[To do]
Select and copy out every line in the records containing "autorskie".

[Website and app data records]
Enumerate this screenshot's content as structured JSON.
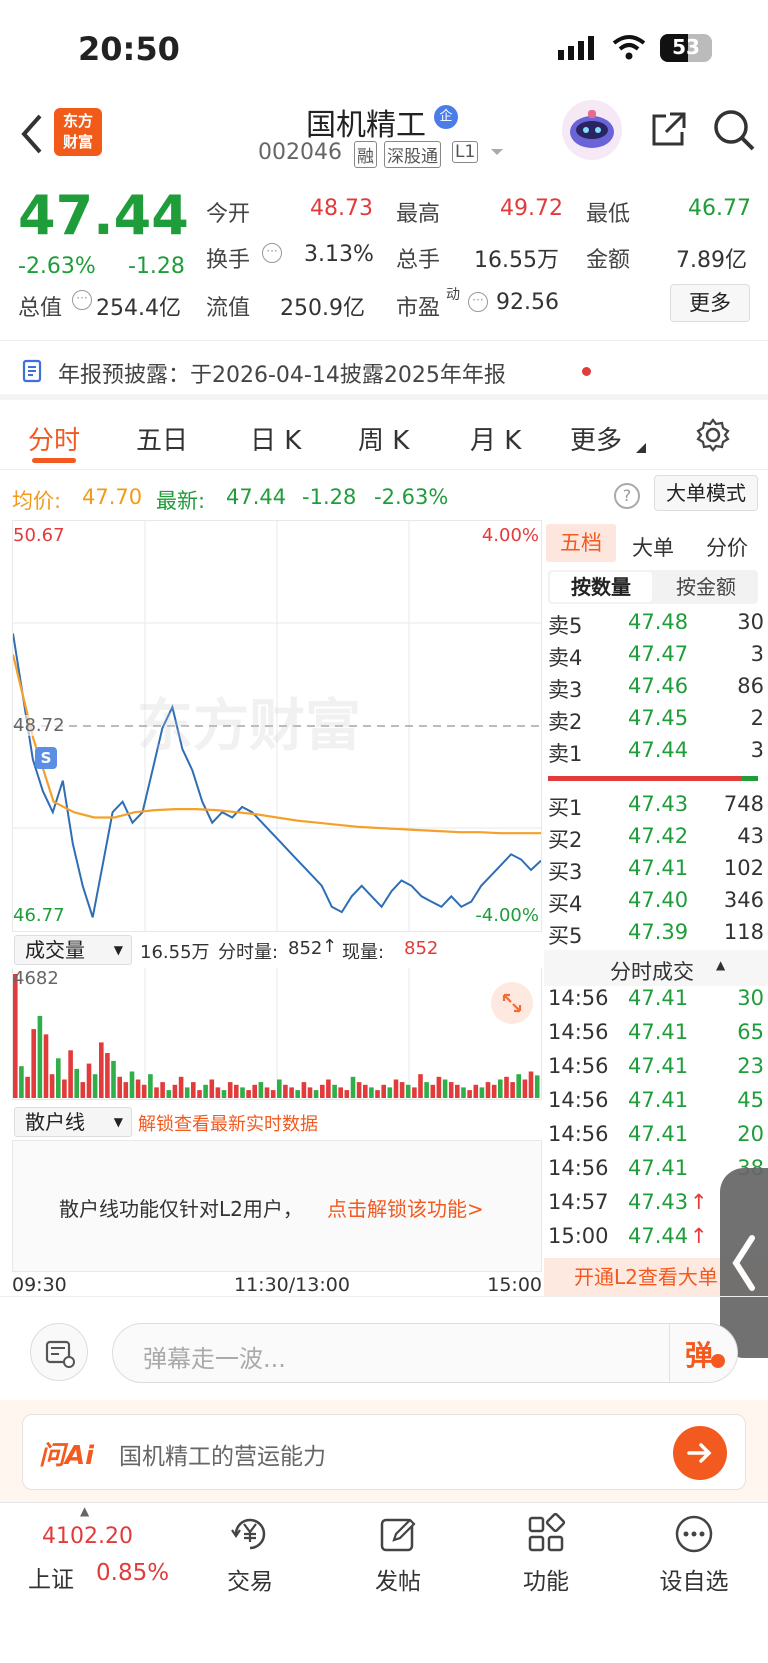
{
  "status": {
    "time": "20:50",
    "battery": "53"
  },
  "header": {
    "logo_line1": "东方",
    "logo_line2": "财富",
    "stock_name": "国机精工",
    "badge": "企",
    "stock_code": "002046",
    "tags": [
      "融",
      "深股通",
      "L1"
    ]
  },
  "quote": {
    "price": "47.44",
    "change_pct": "-2.63%",
    "change": "-1.28",
    "fields": [
      {
        "label": "今开",
        "value": "48.73"
      },
      {
        "label": "最高",
        "value": "49.72"
      },
      {
        "label": "最低",
        "value": "46.77"
      },
      {
        "label": "换手",
        "value": "3.13%"
      },
      {
        "label": "总手",
        "value": "16.55万"
      },
      {
        "label": "金额",
        "value": "7.89亿"
      },
      {
        "label": "总值",
        "value": "254.4亿"
      },
      {
        "label": "流值",
        "value": "250.9亿"
      },
      {
        "label": "市盈",
        "sup": "动",
        "value": "92.56"
      }
    ],
    "more_button": "更多"
  },
  "notice": {
    "text": "年报预披露：于2026-04-14披露2025年年报"
  },
  "tabs": [
    "分时",
    "五日",
    "日 K",
    "周 K",
    "月 K",
    "更多"
  ],
  "avg_line": {
    "avg_label": "均价:",
    "avg_value": "47.70",
    "latest_label": "最新:",
    "latest_value": "47.44",
    "change": "-1.28",
    "change_pct": "-2.63%",
    "mode_button": "大单模式"
  },
  "chart_data": {
    "type": "line",
    "title": "",
    "y_top": "50.67",
    "y_bottom": "46.77",
    "y_ref": "48.72",
    "pct_top": "4.00%",
    "pct_bottom": "-4.00%",
    "ylim": [
      46.77,
      50.67
    ],
    "x_labels": [
      "09:30",
      "11:30/13:00",
      "15:00"
    ],
    "series": [
      {
        "values": [
          49.6,
          49.0,
          48.4,
          48.1,
          47.9,
          48.2,
          47.6,
          47.2,
          46.9,
          47.4,
          47.9,
          48.0,
          47.8,
          47.9,
          48.3,
          48.7,
          48.9,
          48.5,
          48.3,
          48.0,
          47.8,
          47.9,
          47.85,
          47.95,
          47.9,
          47.8,
          47.7,
          47.6,
          47.5,
          47.4,
          47.3,
          47.2,
          47.0,
          46.95,
          47.1,
          47.2,
          47.1,
          47.0,
          47.15,
          47.25,
          47.2,
          47.1,
          47.05,
          47.0,
          47.1,
          47.0,
          47.05,
          47.2,
          47.3,
          47.4,
          47.5,
          47.45,
          47.35,
          47.44
        ]
      },
      {
        "values": [
          49.4,
          48.6,
          48.0,
          47.9,
          47.85,
          47.85,
          47.9,
          47.92,
          47.93,
          47.93,
          47.92,
          47.9,
          47.88,
          47.85,
          47.82,
          47.8,
          47.78,
          47.76,
          47.75,
          47.74,
          47.73,
          47.72,
          47.71,
          47.71,
          47.7,
          47.7,
          47.7
        ]
      }
    ],
    "watermark": "东方财富",
    "marker": "S"
  },
  "volume": {
    "selector": "成交量",
    "total": "16.55万",
    "period_label": "分时量:",
    "period_value": "852",
    "now_label": "现量:",
    "now_value": "852",
    "max": "4682",
    "values": [
      4682,
      1200,
      800,
      2600,
      3100,
      2400,
      900,
      1500,
      700,
      1800,
      1100,
      600,
      1300,
      900,
      2100,
      1700,
      1400,
      800,
      600,
      1000,
      700,
      500,
      900,
      400,
      600,
      300,
      500,
      800,
      400,
      600,
      300,
      500,
      700,
      400,
      300,
      600,
      500,
      400,
      300,
      500,
      600,
      400,
      300,
      700,
      500,
      400,
      300,
      600,
      400,
      300,
      500,
      700,
      500,
      400,
      300,
      800,
      600,
      500,
      400,
      300,
      500,
      400,
      700,
      600,
      500,
      400,
      900,
      600,
      500,
      800,
      700,
      600,
      500,
      400,
      300,
      500,
      400,
      600,
      500,
      700,
      800,
      600,
      900,
      700,
      1000,
      852
    ]
  },
  "retail": {
    "selector": "散户线",
    "unlock_text": "解锁查看最新实时数据",
    "info_text": "散户线功能仅针对L2用户，",
    "info_link": "点击解锁该功能>"
  },
  "book": {
    "tabs": [
      "五档",
      "大单",
      "分价"
    ],
    "sub_tabs": [
      "按数量",
      "按金额"
    ],
    "asks": [
      {
        "label": "卖5",
        "price": "47.48",
        "qty": "30"
      },
      {
        "label": "卖4",
        "price": "47.47",
        "qty": "3"
      },
      {
        "label": "卖3",
        "price": "47.46",
        "qty": "86"
      },
      {
        "label": "卖2",
        "price": "47.45",
        "qty": "2"
      },
      {
        "label": "卖1",
        "price": "47.44",
        "qty": "3"
      }
    ],
    "bids": [
      {
        "label": "买1",
        "price": "47.43",
        "qty": "748"
      },
      {
        "label": "买2",
        "price": "47.42",
        "qty": "43"
      },
      {
        "label": "买3",
        "price": "47.41",
        "qty": "102"
      },
      {
        "label": "买4",
        "price": "47.40",
        "qty": "346"
      },
      {
        "label": "买5",
        "price": "47.39",
        "qty": "118"
      }
    ],
    "trades_title": "分时成交",
    "trades": [
      {
        "time": "14:56",
        "price": "47.41",
        "vol": "30"
      },
      {
        "time": "14:56",
        "price": "47.41",
        "vol": "65"
      },
      {
        "time": "14:56",
        "price": "47.41",
        "vol": "23"
      },
      {
        "time": "14:56",
        "price": "47.41",
        "vol": "45"
      },
      {
        "time": "14:56",
        "price": "47.41",
        "vol": "20"
      },
      {
        "time": "14:56",
        "price": "47.41",
        "vol": "38"
      },
      {
        "time": "14:57",
        "price": "47.43",
        "vol": ""
      },
      {
        "time": "15:00",
        "price": "47.44",
        "vol": ""
      }
    ],
    "l2_button": "开通L2查看大单"
  },
  "danmu": {
    "placeholder": "弹幕走一波...",
    "send_label": "弹"
  },
  "ai": {
    "logo": "问Ai",
    "prompt": "国机精工的营运能力"
  },
  "bottomnav": {
    "index_value": "4102.20",
    "index_name": "上证",
    "index_pct": "0.85%",
    "items": [
      "交易",
      "发帖",
      "功能",
      "设自选"
    ]
  }
}
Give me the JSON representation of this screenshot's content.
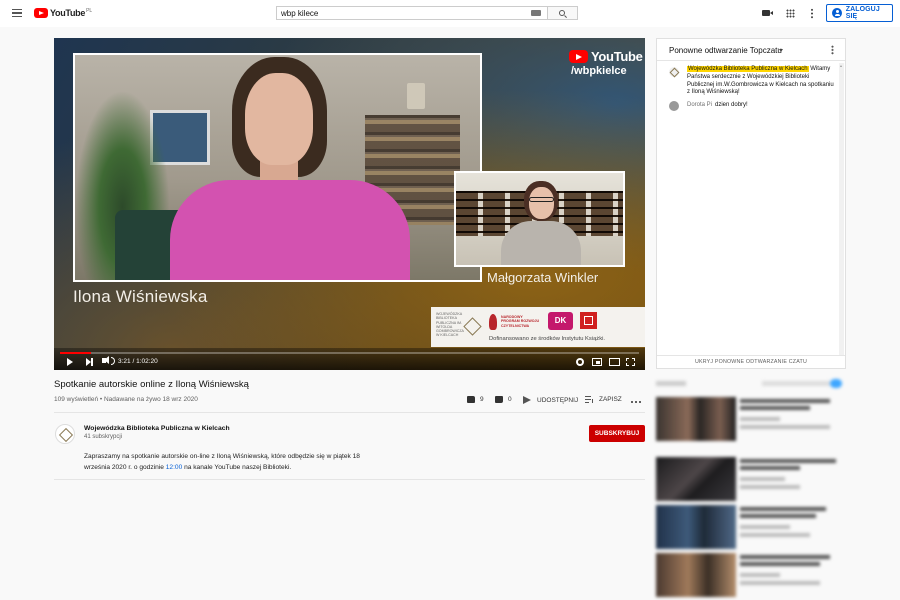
{
  "masthead": {
    "logo_text": "YouTube",
    "logo_region": "PL",
    "search_value": "wbp kilece",
    "signin_label": "ZALOGUJ SIĘ"
  },
  "player": {
    "overlay_brand": "YouTube",
    "overlay_handle": "/wbpkielce",
    "speaker_main": "Ilona Wiśniewska",
    "speaker_inset": "Małgorzata Winkler",
    "sponsor_wbp_text": "WOJEWÓDZKA BIBLIOTEKA PUBLICZNA IM. WITOLDA GOMBROWICZA W KIELCACH",
    "sponsor_npr_text": "NARODOWY PROGRAM ROZWOJU CZYTELNICTWA",
    "sponsor_dk_text": "DK",
    "sponsor_caption": "Dofinansowano ze środków Instytutu Książki.",
    "time_display": "3:21 / 1:02:20",
    "progress_fraction": 0.054
  },
  "video": {
    "title": "Spotkanie autorskie online z Iloną Wiśniewską",
    "meta": "109 wyświetleń • Nadawane na żywo 18 wrz 2020",
    "likes": "9",
    "dislikes": "0",
    "share_label": "UDOSTĘPNIJ",
    "save_label": "ZAPISZ"
  },
  "channel": {
    "name": "Wojewódzka Biblioteka Publiczna w Kielcach",
    "subs": "41 subskrypcji",
    "subscribe_label": "SUBSKRYBUJ",
    "description_before": "Zapraszamy na spotkanie autorskie on-line z Iloną Wiśniewską, które odbędzie się w piątek 18 września 2020 r. o godzinie ",
    "description_link": "12:00",
    "description_after": " na kanale YouTube naszej Biblioteki."
  },
  "chat": {
    "title": "Ponowne odtwarzanie Topczatu",
    "messages": [
      {
        "author": "Wojewódzka Biblioteka Publiczna w Kielcach",
        "text": "Witamy Państwa serdecznie z Wojewódzkiej Biblioteki Publicznej im.W.Gombrowicza w Kielcach na spotkaniu z Iloną Wiśniewską!"
      },
      {
        "author": "Dorota Pi",
        "text": "dzien dobry!"
      }
    ],
    "hide_label": "UKRYJ PONOWNE ODTWARZANIE CZATU"
  },
  "colors": {
    "brand_red": "#ff0000",
    "subscribe_red": "#cc0000",
    "link_blue": "#065fd4",
    "author_highlight": "#ffd600"
  }
}
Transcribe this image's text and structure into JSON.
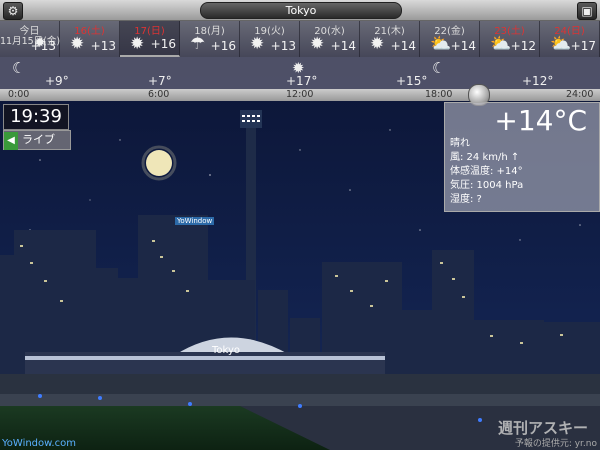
{
  "window": {
    "city": "Tokyo"
  },
  "icons": {
    "settings": "gear-icon",
    "gallery": "image-icon"
  },
  "days": [
    {
      "label": "今日",
      "sub": "11月15日(金)",
      "temp": "+13",
      "icon": "sun-icon",
      "red": false,
      "selected": false
    },
    {
      "label": "16(土)",
      "temp": "+13",
      "icon": "sun-icon",
      "red": true,
      "selected": false
    },
    {
      "label": "17(日)",
      "temp": "+16",
      "icon": "sun-icon",
      "red": true,
      "selected": true
    },
    {
      "label": "18(月)",
      "temp": "+16",
      "icon": "rain-icon",
      "red": false,
      "selected": false
    },
    {
      "label": "19(火)",
      "temp": "+13",
      "icon": "sun-icon",
      "red": false,
      "selected": false
    },
    {
      "label": "20(水)",
      "temp": "+14",
      "icon": "sun-icon",
      "red": false,
      "selected": false
    },
    {
      "label": "21(木)",
      "temp": "+14",
      "icon": "sun-icon",
      "red": false,
      "selected": false
    },
    {
      "label": "22(金)",
      "temp": "+14",
      "icon": "partly-cloudy-icon",
      "red": false,
      "selected": false
    },
    {
      "label": "23(土)",
      "temp": "+12",
      "icon": "partly-cloudy-icon",
      "red": true,
      "selected": false
    },
    {
      "label": "24(日)",
      "temp": "+17",
      "icon": "partly-cloudy-icon",
      "red": true,
      "selected": false
    }
  ],
  "hourly": [
    {
      "temp": "+9°",
      "icon": "moon-icon"
    },
    {
      "temp": "+7°",
      "icon": ""
    },
    {
      "temp": "+17°",
      "icon": "sun-icon"
    },
    {
      "temp": "+15°",
      "icon": "moon-icon"
    },
    {
      "temp": "+12°",
      "icon": ""
    }
  ],
  "timeline": [
    "0:00",
    "6:00",
    "12:00",
    "18:00",
    "24:00"
  ],
  "clock": "19:39",
  "live_label": "ライブ",
  "current": {
    "temp": "+14°C",
    "condition": "晴れ",
    "wind": "風:  24 km/h",
    "feels": "体感温度: +14°",
    "pressure": "気圧: 1004 hPa",
    "humidity": "湿度: ?"
  },
  "footer": {
    "left": "YoWindow.com",
    "watermark": "週刊アスキー",
    "credit": "予報の提供元: yr.no"
  },
  "scene": {
    "city_sign": "Tokyo",
    "building_sign": "YoWindow"
  }
}
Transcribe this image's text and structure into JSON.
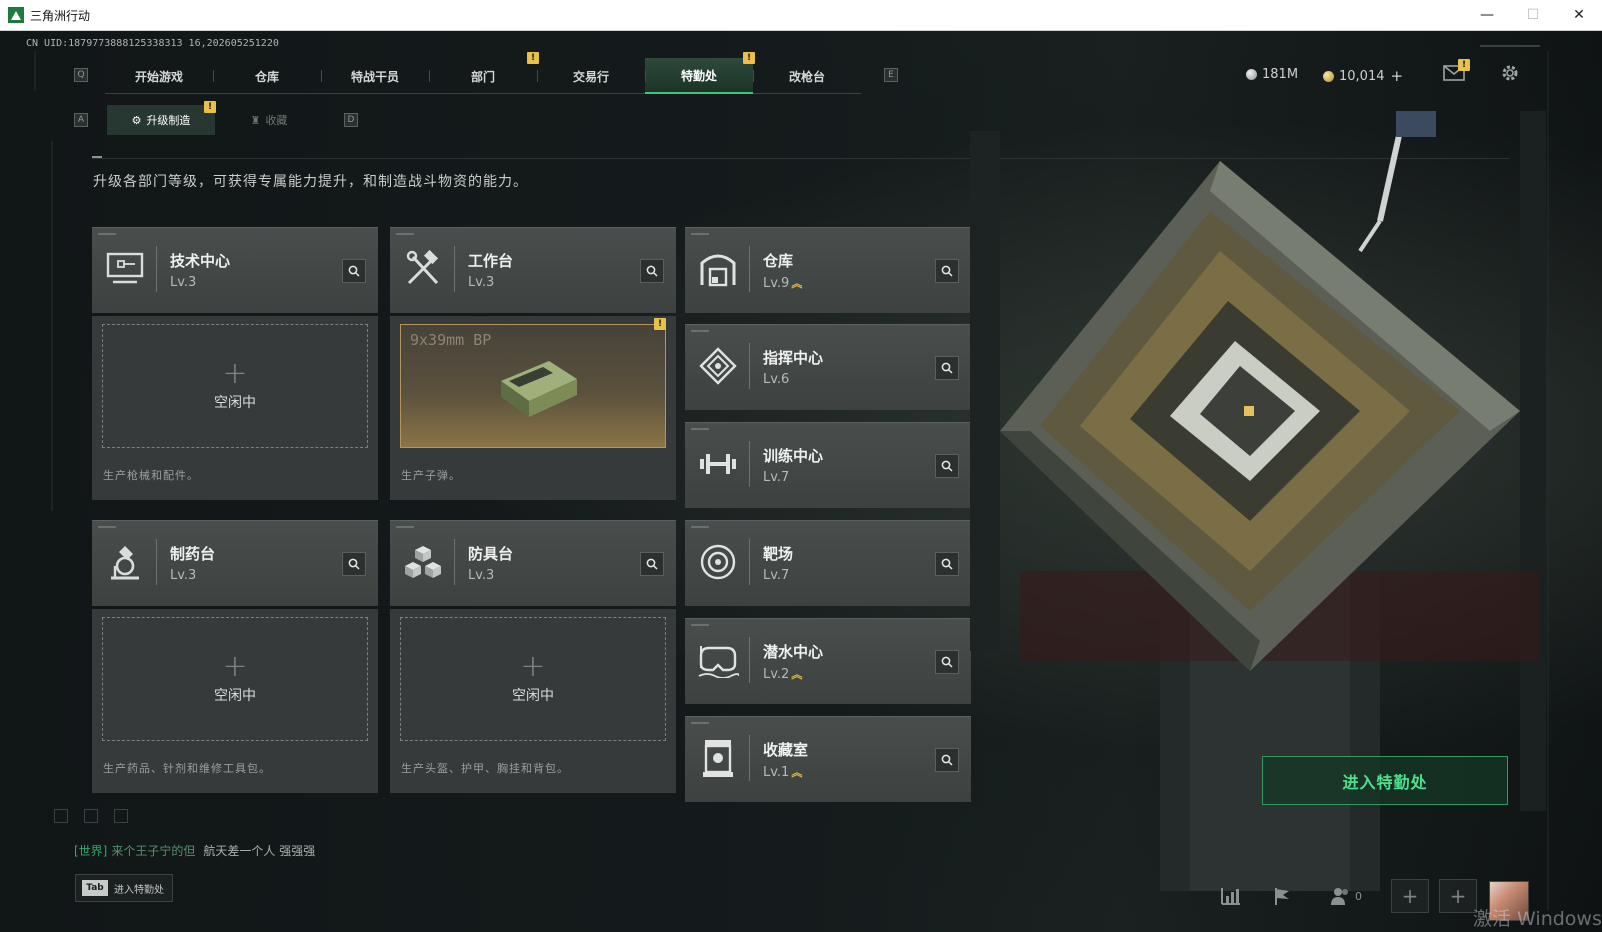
{
  "window": {
    "title": "三角洲行动",
    "minimize": "—",
    "maximize": "☐",
    "close": "✕"
  },
  "uid": "CN UID:1879773888125338313 16,202605251220",
  "nav": {
    "left_key": "Q",
    "right_key": "E",
    "tabs": [
      {
        "label": "开始游戏"
      },
      {
        "label": "仓库"
      },
      {
        "label": "特战干员"
      },
      {
        "label": "部门"
      },
      {
        "label": "交易行"
      },
      {
        "label": "特勤处"
      },
      {
        "label": "改枪台"
      }
    ],
    "active_tab": "特勤处",
    "badge": "!"
  },
  "currency": {
    "silver": "181M",
    "gold": "10,014",
    "gold_add": "+"
  },
  "subtabs": {
    "left_key": "A",
    "right_key": "D",
    "items": [
      {
        "label": "升级制造"
      },
      {
        "label": "收藏"
      }
    ]
  },
  "description": "升级各部门等级，可获得专属能力提升，和制造战斗物资的能力。",
  "cards": {
    "tech": {
      "name": "技术中心",
      "level": "Lv.3",
      "slot_idle": "空闲中",
      "slot_desc": "生产枪械和配件。",
      "plus": "+"
    },
    "workbench": {
      "name": "工作台",
      "level": "Lv.3",
      "slot_item": "9x39mm BP",
      "slot_desc": "生产子弹。"
    },
    "pharmacy": {
      "name": "制药台",
      "level": "Lv.3",
      "slot_idle": "空闲中",
      "slot_desc": "生产药品、针剂和维修工具包。",
      "plus": "+"
    },
    "armor": {
      "name": "防具台",
      "level": "Lv.3",
      "slot_idle": "空闲中",
      "slot_desc": "生产头盔、护甲、胸挂和背包。",
      "plus": "+"
    },
    "warehouse": {
      "name": "仓库",
      "level": "Lv.9"
    },
    "command": {
      "name": "指挥中心",
      "level": "Lv.6"
    },
    "training": {
      "name": "训练中心",
      "level": "Lv.7"
    },
    "range": {
      "name": "靶场",
      "level": "Lv.7"
    },
    "diving": {
      "name": "潜水中心",
      "level": "Lv.2"
    },
    "collection": {
      "name": "收藏室",
      "level": "Lv.1"
    }
  },
  "upgrade_arrow": "︽",
  "enter_button": "进入特勤处",
  "chat": {
    "channel": "[世界]",
    "user": "来个王子宁的但",
    "message": "航天差一个人  强强强"
  },
  "tab_hint": {
    "key": "Tab",
    "label": "进入特勤处"
  },
  "friends_count": "0",
  "watermark": "激活 Windows",
  "colors": {
    "accent_green": "#3fc47a",
    "badge_yellow": "#e8c14a",
    "upgrade_gold": "#e7b94a"
  }
}
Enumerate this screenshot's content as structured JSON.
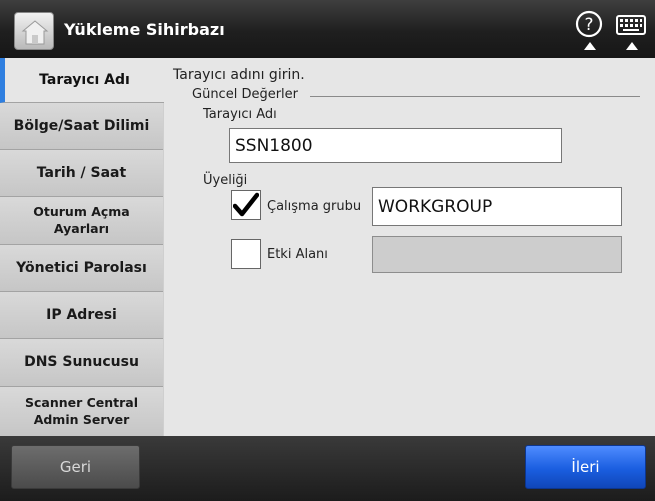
{
  "titlebar": {
    "title": "Yükleme Sihirbazı",
    "home_icon": "home-icon",
    "help_icon": "question-circle-icon",
    "keyboard_icon": "keyboard-icon"
  },
  "sidebar": {
    "items": [
      {
        "label": "Tarayıcı Adı",
        "active": true
      },
      {
        "label": "Bölge/Saat Dilimi"
      },
      {
        "label": "Tarih / Saat"
      },
      {
        "label": "Oturum Açma Ayarları"
      },
      {
        "label": "Yönetici Parolası"
      },
      {
        "label": "IP Adresi"
      },
      {
        "label": "DNS Sunucusu"
      },
      {
        "label": "Scanner Central Admin Server"
      }
    ]
  },
  "main": {
    "instruction": "Tarayıcı adını girin.",
    "group_title": "Güncel Değerler",
    "scanner_name_label": "Tarayıcı Adı",
    "scanner_name_value": "SSN1800",
    "membership_label": "Üyeliği",
    "workgroup": {
      "label": "Çalışma grubu",
      "checked": true,
      "value": "WORKGROUP"
    },
    "domain": {
      "label": "Etki Alanı",
      "checked": false,
      "value": ""
    }
  },
  "footer": {
    "back_label": "Geri",
    "next_label": "İleri"
  },
  "colors": {
    "accent": "#2f7fe0",
    "next_button": "#1a5ee0"
  }
}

[Answer to the exercise]
    "title": "Spotkanie autorskie online z Iloną Wiśniewską",
    "description_before": "Zapraszamy na spotkanie autorskie on-line z Iloną Wiśniewską, które odbędzie się w piątek 18 września 2020 r. o godzinie ",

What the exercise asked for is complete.